**Task to complete**.
A word-for-word copy of the entries, with the images left out, is what you should write.

**Source material**.

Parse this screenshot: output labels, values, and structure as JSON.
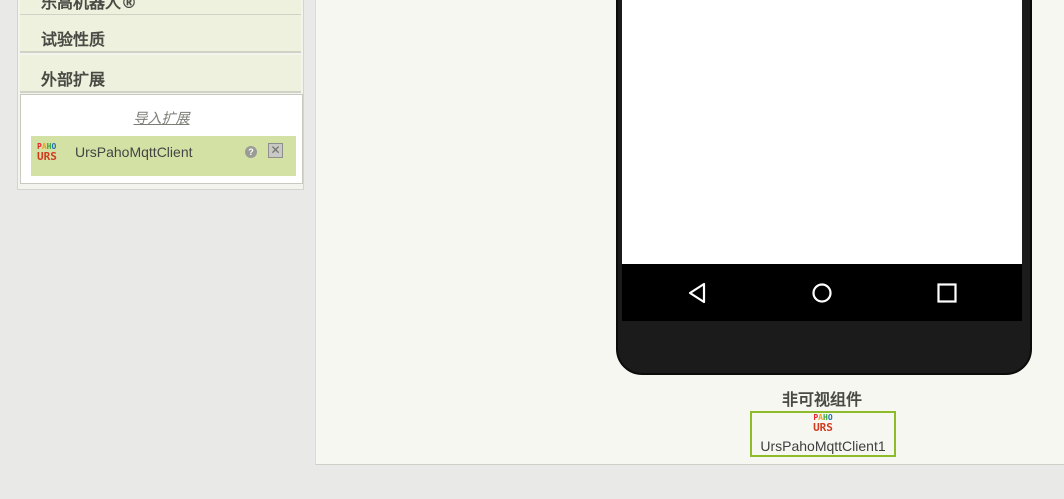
{
  "palette": {
    "categories": [
      {
        "label": "乐高机器人®"
      },
      {
        "label": "试验性质"
      },
      {
        "label": "外部扩展"
      }
    ],
    "extensions_panel": {
      "import_label": "导入扩展",
      "items": [
        {
          "name": "UrsPahoMqttClient",
          "logo_top": [
            "P",
            "A",
            "H",
            "O"
          ],
          "logo_bottom": "URS",
          "help": "?",
          "delete": "✕"
        }
      ]
    }
  },
  "viewer": {
    "nav_buttons": [
      "back-icon",
      "home-icon",
      "recent-apps-icon"
    ],
    "nonvisible_label": "非可视组件",
    "nonvisible_components": [
      {
        "name": "UrsPahoMqttClient1",
        "logo_top": [
          "P",
          "A",
          "H",
          "O"
        ],
        "logo_bottom": "URS"
      }
    ]
  },
  "colors": {
    "category_bg": "#edf1de",
    "extension_item_bg": "#d3e1a5",
    "selected_border": "#8dbb2a",
    "nav_bar": "#000000"
  }
}
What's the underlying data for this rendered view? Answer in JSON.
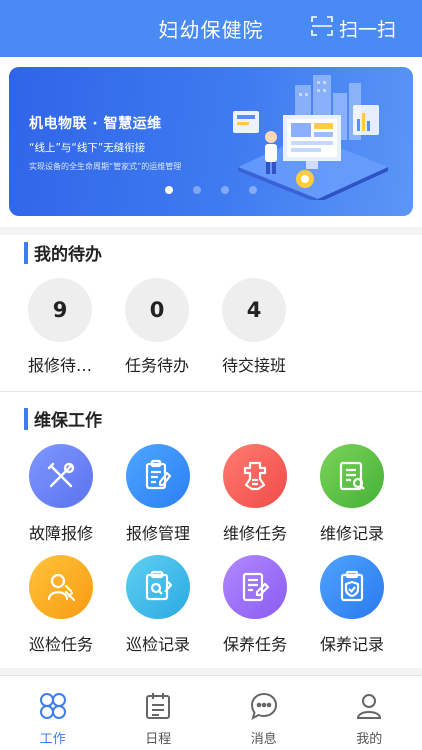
{
  "header": {
    "title": "妇幼保健院",
    "scan_label": "扫一扫",
    "scan_icon": "scan-icon"
  },
  "banner": {
    "heading": "机电物联 · 智慧运维",
    "subheading": "“线上”与“线下”无缝衔接",
    "small_text": "实现设备的全生命周期“管家式”的运维管理",
    "slide_count": 4,
    "active_slide": 0
  },
  "todo": {
    "title": "我的待办",
    "items": [
      {
        "count": "9",
        "label": "报修待…"
      },
      {
        "count": "0",
        "label": "任务待办"
      },
      {
        "count": "4",
        "label": "待交接班"
      }
    ]
  },
  "maintenance": {
    "title": "维保工作",
    "items": [
      {
        "label": "故障报修",
        "icon": "wrench-screwdriver-icon",
        "color_from": "#7f97ff",
        "color_to": "#5b73ee"
      },
      {
        "label": "报修管理",
        "icon": "clipboard-pen-icon",
        "color_from": "#4fa6ff",
        "color_to": "#2a7ff2"
      },
      {
        "label": "维修任务",
        "icon": "gear-tools-icon",
        "color_from": "#ff7c71",
        "color_to": "#f04b47"
      },
      {
        "label": "维修记录",
        "icon": "document-wrench-icon",
        "color_from": "#7cd35a",
        "color_to": "#44b236"
      },
      {
        "label": "巡检任务",
        "icon": "patrol-person-icon",
        "color_from": "#ffc43a",
        "color_to": "#f89a12"
      },
      {
        "label": "巡检记录",
        "icon": "document-search-icon",
        "color_from": "#5fd0f0",
        "color_to": "#2ba9e3"
      },
      {
        "label": "保养任务",
        "icon": "document-edit-icon",
        "color_from": "#b288ff",
        "color_to": "#8a5cf0"
      },
      {
        "label": "保养记录",
        "icon": "clipboard-shield-icon",
        "color_from": "#4ea3ff",
        "color_to": "#2a79ee"
      }
    ]
  },
  "tabbar": {
    "active": 0,
    "items": [
      {
        "label": "工作",
        "icon": "clover-grid-icon"
      },
      {
        "label": "日程",
        "icon": "calendar-list-icon"
      },
      {
        "label": "消息",
        "icon": "chat-bubble-icon"
      },
      {
        "label": "我的",
        "icon": "user-icon"
      }
    ]
  }
}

**Answer to this task**.
Parse this screenshot: output labels, values, and structure as JSON.
{
  "palette": {
    "categories": [
      {
        "label": "乐高机器人®"
      },
      {
        "label": "试验性质"
      },
      {
        "label": "外部扩展"
      }
    ],
    "extensions_panel": {
      "import_label": "导入扩展",
      "items": [
        {
          "name": "UrsPahoMqttClient",
          "logo_top": [
            "P",
            "A",
            "H",
            "O"
          ],
          "logo_bottom": "URS",
          "help": "?",
          "delete": "✕"
        }
      ]
    }
  },
  "viewer": {
    "nav_buttons": [
      "back-icon",
      "home-icon",
      "recent-apps-icon"
    ],
    "nonvisible_label": "非可视组件",
    "nonvisible_components": [
      {
        "name": "UrsPahoMqttClient1",
        "logo_top": [
          "P",
          "A",
          "H",
          "O"
        ],
        "logo_bottom": "URS"
      }
    ]
  },
  "colors": {
    "category_bg": "#edf1de",
    "extension_item_bg": "#d3e1a5",
    "selected_border": "#8dbb2a",
    "nav_bar": "#000000"
  }
}
What's the underlying data for this rendered view? Answer in JSON.
{
  "header": {
    "title": "妇幼保健院",
    "scan_label": "扫一扫",
    "scan_icon": "scan-icon"
  },
  "banner": {
    "heading": "机电物联 · 智慧运维",
    "subheading": "“线上”与“线下”无缝衔接",
    "small_text": "实现设备的全生命周期“管家式”的运维管理",
    "slide_count": 4,
    "active_slide": 0
  },
  "todo": {
    "title": "我的待办",
    "items": [
      {
        "count": "9",
        "label": "报修待…"
      },
      {
        "count": "0",
        "label": "任务待办"
      },
      {
        "count": "4",
        "label": "待交接班"
      }
    ]
  },
  "maintenance": {
    "title": "维保工作",
    "items": [
      {
        "label": "故障报修",
        "icon": "wrench-screwdriver-icon",
        "color_from": "#7f97ff",
        "color_to": "#5b73ee"
      },
      {
        "label": "报修管理",
        "icon": "clipboard-pen-icon",
        "color_from": "#4fa6ff",
        "color_to": "#2a7ff2"
      },
      {
        "label": "维修任务",
        "icon": "gear-tools-icon",
        "color_from": "#ff7c71",
        "color_to": "#f04b47"
      },
      {
        "label": "维修记录",
        "icon": "document-wrench-icon",
        "color_from": "#7cd35a",
        "color_to": "#44b236"
      },
      {
        "label": "巡检任务",
        "icon": "patrol-person-icon",
        "color_from": "#ffc43a",
        "color_to": "#f89a12"
      },
      {
        "label": "巡检记录",
        "icon": "document-search-icon",
        "color_from": "#5fd0f0",
        "color_to": "#2ba9e3"
      },
      {
        "label": "保养任务",
        "icon": "document-edit-icon",
        "color_from": "#b288ff",
        "color_to": "#8a5cf0"
      },
      {
        "label": "保养记录",
        "icon": "clipboard-shield-icon",
        "color_from": "#4ea3ff",
        "color_to": "#2a79ee"
      }
    ]
  },
  "tabbar": {
    "active": 0,
    "items": [
      {
        "label": "工作",
        "icon": "clover-grid-icon"
      },
      {
        "label": "日程",
        "icon": "calendar-list-icon"
      },
      {
        "label": "消息",
        "icon": "chat-bubble-icon"
      },
      {
        "label": "我的",
        "icon": "user-icon"
      }
    ]
  }
}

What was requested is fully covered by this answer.